» Exercise brief: Report, as a number alone, how many lines below contain the string "icon".

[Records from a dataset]
BEGIN

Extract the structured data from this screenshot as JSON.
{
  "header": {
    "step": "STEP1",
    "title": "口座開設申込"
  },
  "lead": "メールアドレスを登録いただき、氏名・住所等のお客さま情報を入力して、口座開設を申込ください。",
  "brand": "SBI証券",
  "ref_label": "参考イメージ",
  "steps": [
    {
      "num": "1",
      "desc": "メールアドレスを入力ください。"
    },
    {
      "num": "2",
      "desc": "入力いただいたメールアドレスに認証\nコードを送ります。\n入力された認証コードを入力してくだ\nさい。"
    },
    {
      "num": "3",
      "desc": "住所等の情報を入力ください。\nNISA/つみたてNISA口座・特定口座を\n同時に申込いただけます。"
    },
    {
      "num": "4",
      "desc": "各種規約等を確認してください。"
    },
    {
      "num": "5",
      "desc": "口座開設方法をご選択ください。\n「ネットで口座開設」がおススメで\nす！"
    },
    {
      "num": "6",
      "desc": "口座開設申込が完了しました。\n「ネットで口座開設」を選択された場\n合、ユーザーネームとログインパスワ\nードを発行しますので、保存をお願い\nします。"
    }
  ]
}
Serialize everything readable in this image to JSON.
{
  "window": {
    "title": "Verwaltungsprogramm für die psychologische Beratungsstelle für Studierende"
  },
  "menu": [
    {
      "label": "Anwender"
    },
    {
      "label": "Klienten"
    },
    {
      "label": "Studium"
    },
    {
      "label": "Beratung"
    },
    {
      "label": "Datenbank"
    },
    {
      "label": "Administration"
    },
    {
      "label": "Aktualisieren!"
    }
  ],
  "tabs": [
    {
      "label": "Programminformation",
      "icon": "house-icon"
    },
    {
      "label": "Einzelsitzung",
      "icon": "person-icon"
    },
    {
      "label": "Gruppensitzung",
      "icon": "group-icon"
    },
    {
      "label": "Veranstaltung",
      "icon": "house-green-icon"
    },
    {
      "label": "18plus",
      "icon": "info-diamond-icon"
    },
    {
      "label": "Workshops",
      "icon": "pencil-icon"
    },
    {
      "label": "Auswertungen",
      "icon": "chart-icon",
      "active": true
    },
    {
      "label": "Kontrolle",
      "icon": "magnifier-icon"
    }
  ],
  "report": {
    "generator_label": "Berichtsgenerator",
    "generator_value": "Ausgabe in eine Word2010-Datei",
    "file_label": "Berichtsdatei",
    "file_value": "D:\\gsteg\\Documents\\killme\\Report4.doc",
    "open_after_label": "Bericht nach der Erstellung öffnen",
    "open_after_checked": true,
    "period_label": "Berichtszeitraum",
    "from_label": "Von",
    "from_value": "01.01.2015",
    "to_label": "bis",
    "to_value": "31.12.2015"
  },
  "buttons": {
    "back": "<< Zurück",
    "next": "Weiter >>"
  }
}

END

» Solved problem: 8